By Tova Friedman
Ryerson dance group Short Dances presented both group and solo routines at the Rose Will Gallery on Friday night.
As part of their series of monthly showcases, seven dancers performed in the intimate venue and some also spoke about the meaning behind their routines. During the busyness of the school year, many students find it difficult to unwind and Maricris Rivera, the head of Short Dances, said these performances help her do just that.
“I am in my last semester of my undergrad at Ryerson so life has been pretty crazy for me. I feel like I never had the opportunity to slow down,” said Rivera. “I figured Short Dances was a place for me to explore that idea and to lose myself in the moment.”
The idea of having a personal story and using it as an emotional element in their performances was a transcending theme throughout the evening. According to Justin DeGuglielmo, a member of Short Dances and LA-based dance company Marinspired: The Story Tellers said Short Dances is a welcoming space for expression, which was the reason he joined.
“I find that there are less and less places in the city where dancers can explore the feeling of dance, without so much focus being put on what looks aesthetically good,” he said. “Short Dances allows us to come together and explore the real reason why we all started dancing in the first place.”
Due to most of their performances being in front of intimate crowds, the idea of self-expression is less intimidating. According to Sierra Goulding, a first-year creative industries student at Ryerson, this type of environment allowed her to feel more comfortable performing.
“I wanted a space that I felt comfortable performing in with only a certain number of people,” she said. “It is a nicer environment for me to perform in, rather than in front of a huge audience.”
As the show progressed, Short Dances also included two singing acts, which were performed by Ryerson theatre student, Cameron Walker Fox-Revett, along with Rivera.
“Expressing yourself doesn’t necessarily have to only be through dance,” said Rivera. “In the past, we have actually had live musicians come in and accompany the dancers as well.”
Robin Bleasdale, the owner of the studio Dance Fusion, is a Short Dances fan and feels comfort in supporting local artists.
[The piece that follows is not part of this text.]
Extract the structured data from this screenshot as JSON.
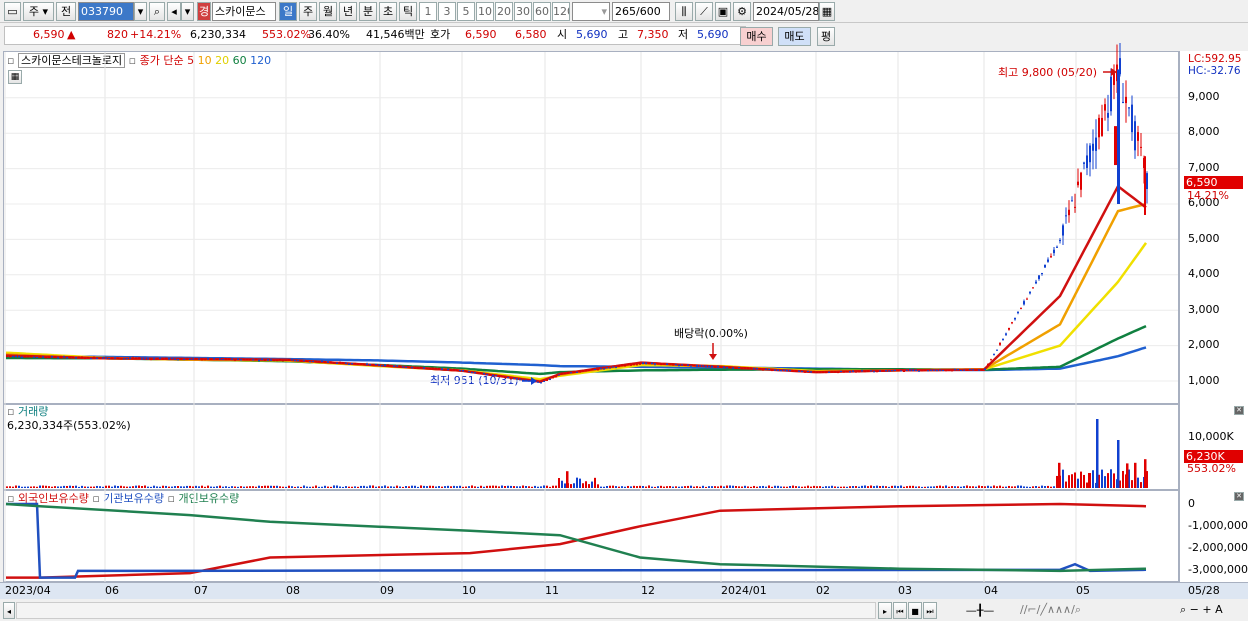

“I have been to many Short Dances events and always enjoy them,” she said. “It gives hope for a ‘struggling artist’ so it is very important we support events like these.”